So in short, while you can survey the global virusphere using e.g. metagenomic sequencing to discover new viruses, you will lose your fight against the numbers if you’re trying to extrapolate that into predicting whether the discovered viruses could have pandemic potential. While some of them might, the vast majority of them won’t (let alone be able to infect humans).

To wrap up, I wanted to give some examples of what can actually be done when we’re trying to prevent pandemics. It has to do with early diagnosis. Again, there are a couple of different levels here, and we’re making great strides in some of them. When it comes to diagnosis/detection there are at least four levels in decreasing degree of complexity:

Detecting an unknown virus before it jumps into humans, causing an outbreak:

  • This sounds great, right? Why wait for the outbreak to happen, when you could potentially stop it before the virus even jumps? This is Level 4 prediction, so not possible.

Detecting a known virus before it jumps into humans, causing an outbreak:

  • Two version of this – one is Level 3 prediction, which again isn’t possible.
  • The other version, however, is when you know a virus can already cause epidemics (e.g., Zika, Ebola), you can survey the environment to look for presence of the virus. For example, look for Zika in mozzies, look for Ebola in bats and great apes.
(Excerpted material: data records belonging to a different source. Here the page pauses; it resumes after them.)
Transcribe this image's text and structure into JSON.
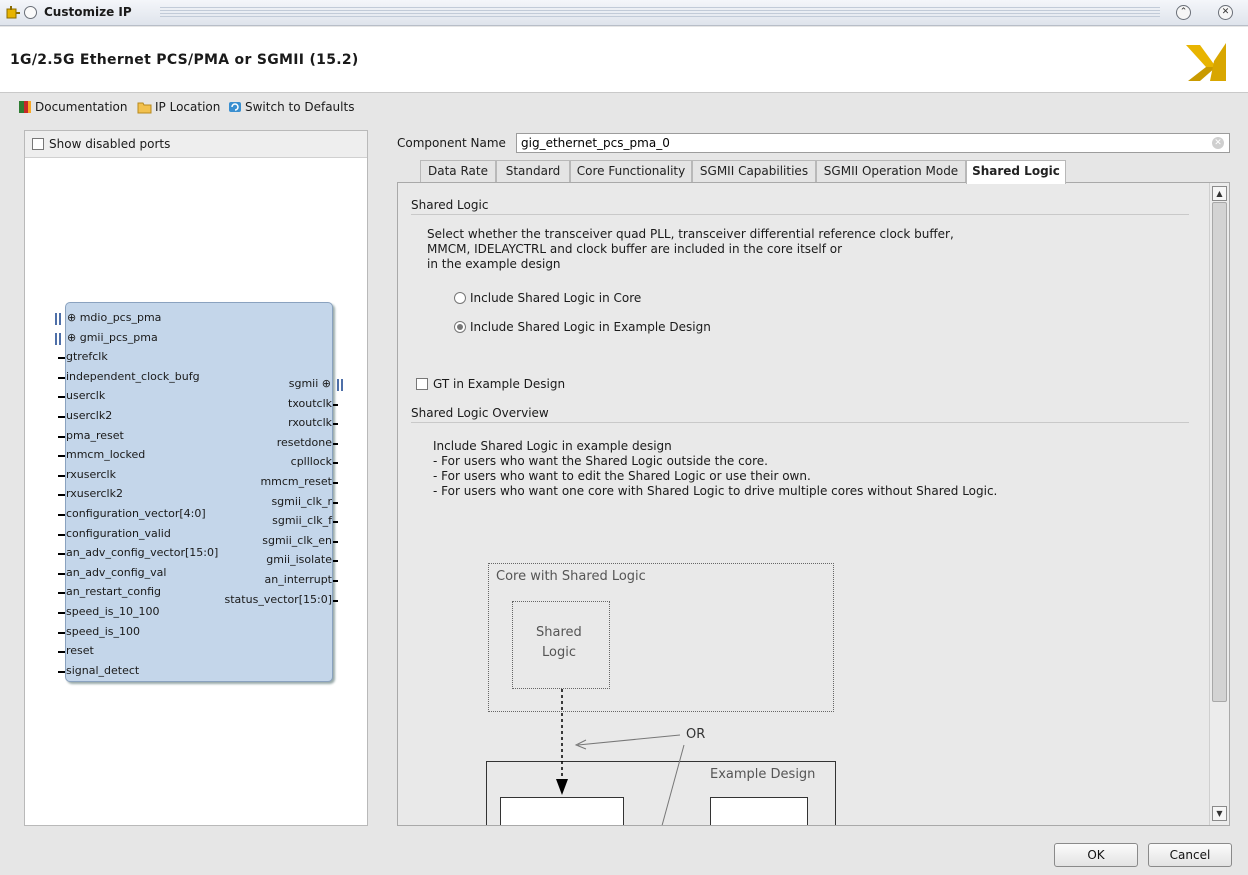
{
  "window": {
    "title": "Customize IP",
    "icon": "ip-customize-icon",
    "buttons": [
      "minimize-icon",
      "close-icon"
    ]
  },
  "header": {
    "title": "1G/2.5G Ethernet PCS/PMA or SGMII (15.2)"
  },
  "toolbar": {
    "documentation": "Documentation",
    "ip_location": "IP Location",
    "switch_defaults": "Switch to Defaults"
  },
  "left_panel": {
    "show_disabled_ports": "Show disabled ports",
    "left_ports": [
      {
        "name": "mdio_pcs_pma",
        "type": "bus"
      },
      {
        "name": "gmii_pcs_pma",
        "type": "bus"
      },
      {
        "name": "gtrefclk",
        "type": "pin"
      },
      {
        "name": "independent_clock_bufg",
        "type": "pin"
      },
      {
        "name": "userclk",
        "type": "pin"
      },
      {
        "name": "userclk2",
        "type": "pin"
      },
      {
        "name": "pma_reset",
        "type": "pin"
      },
      {
        "name": "mmcm_locked",
        "type": "pin"
      },
      {
        "name": "rxuserclk",
        "type": "pin"
      },
      {
        "name": "rxuserclk2",
        "type": "pin"
      },
      {
        "name": "configuration_vector[4:0]",
        "type": "pin"
      },
      {
        "name": "configuration_valid",
        "type": "pin"
      },
      {
        "name": "an_adv_config_vector[15:0]",
        "type": "pin"
      },
      {
        "name": "an_adv_config_val",
        "type": "pin"
      },
      {
        "name": "an_restart_config",
        "type": "pin"
      },
      {
        "name": "speed_is_10_100",
        "type": "pin"
      },
      {
        "name": "speed_is_100",
        "type": "pin"
      },
      {
        "name": "reset",
        "type": "pin"
      },
      {
        "name": "signal_detect",
        "type": "pin"
      }
    ],
    "right_ports": [
      {
        "name": "sgmii",
        "type": "bus"
      },
      {
        "name": "txoutclk",
        "type": "pin"
      },
      {
        "name": "rxoutclk",
        "type": "pin"
      },
      {
        "name": "resetdone",
        "type": "pin"
      },
      {
        "name": "cplllock",
        "type": "pin"
      },
      {
        "name": "mmcm_reset",
        "type": "pin"
      },
      {
        "name": "sgmii_clk_r",
        "type": "pin"
      },
      {
        "name": "sgmii_clk_f",
        "type": "pin"
      },
      {
        "name": "sgmii_clk_en",
        "type": "pin"
      },
      {
        "name": "gmii_isolate",
        "type": "pin"
      },
      {
        "name": "an_interrupt",
        "type": "pin"
      },
      {
        "name": "status_vector[15:0]",
        "type": "pin"
      }
    ]
  },
  "component": {
    "label": "Component Name",
    "value": "gig_ethernet_pcs_pma_0"
  },
  "tabs": [
    {
      "label": "Data Rate",
      "active": false
    },
    {
      "label": "Standard",
      "active": false
    },
    {
      "label": "Core Functionality",
      "active": false
    },
    {
      "label": "SGMII Capabilities",
      "active": false
    },
    {
      "label": "SGMII Operation Mode",
      "active": false
    },
    {
      "label": "Shared Logic",
      "active": true
    }
  ],
  "shared_logic": {
    "title": "Shared Logic",
    "description": [
      "Select whether the transceiver quad PLL, transceiver differential reference clock buffer,",
      "MMCM, IDELAYCTRL and clock buffer are included in the core itself or",
      "in the example design"
    ],
    "options": [
      {
        "label": "Include Shared Logic in Core",
        "selected": false
      },
      {
        "label": "Include Shared Logic in Example Design",
        "selected": true
      }
    ],
    "gt_checkbox": {
      "label": "GT in Example Design",
      "checked": false
    }
  },
  "overview": {
    "title": "Shared Logic Overview",
    "lines": [
      "Include Shared Logic in example design",
      "- For users who want the Shared Logic outside the core.",
      "- For users who want to edit the Shared Logic or use their own.",
      "- For users who want one core with Shared Logic to drive multiple cores without Shared Logic."
    ],
    "diagram": {
      "core_box": "Core with Shared Logic",
      "shared_logic_line1": "Shared",
      "shared_logic_line2": "Logic",
      "or_label": "OR",
      "example_design": "Example Design"
    }
  },
  "buttons": {
    "ok": "OK",
    "cancel": "Cancel"
  },
  "colors": {
    "ip_block_fill": "#c4d6ea",
    "bus_marker": "#4e6fa8",
    "logo_yellow": "#e8b400"
  }
}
Technically this is complicated, but we will be able to eventually do it (in various degrees of complication – e.g., Zika surveillance can already be done, but Ebola surveillance is much harder).

Detecting a know virus as soon as it jumps into humans – stop the virus in ‘Patient Zero’:

  • Currently not really feasible in most cases (think Ebola epidemic in West Africa), but with the development of portable sequencing (which will eventually – in the next ten-twenty years – lead to a single diagnostic test that can test for everything, and multiplex rapid diagnostic tests, this is going to be possible in future (probably ~20 years down the line for most cases – some (pathogens that we frequently test for) will be sooner). Eventually this will allow us to stop some pandemics even before they get started.

Detecting the first cluster of cases:

  • This is the crux and is really the part that’s just on the cusp of being feasible. Forget about detecting the virus before it jumps, even forget about detecting the first patient – detect the first cluster. If we again use Ebola in West Africa as an example, if we could have detected that first cluster in Meliandou, then we would have been able to prevent the ensuing epidemic. Sadly, a delay in diagnosis (of three months), meant that the outbreak spun out of control before we even knew it was occurring. For Zika, the surveillance delay was likely more than a year. We already have the technologies to ensure that such an event would be highly unlikely to occur again in future, but it’s all about implementation and investment in prevention, instead of response (something – for whatever reason – humans appear to be really bad at). This is what we’re advocating in our commentary – spend the money where it’s proven it’ll make a difference!

You can read the rest of our commentary here:

Andrew Rambaut also made a very nifty calculator to estimate the futility of biodiversity-based pandemic prediction methods: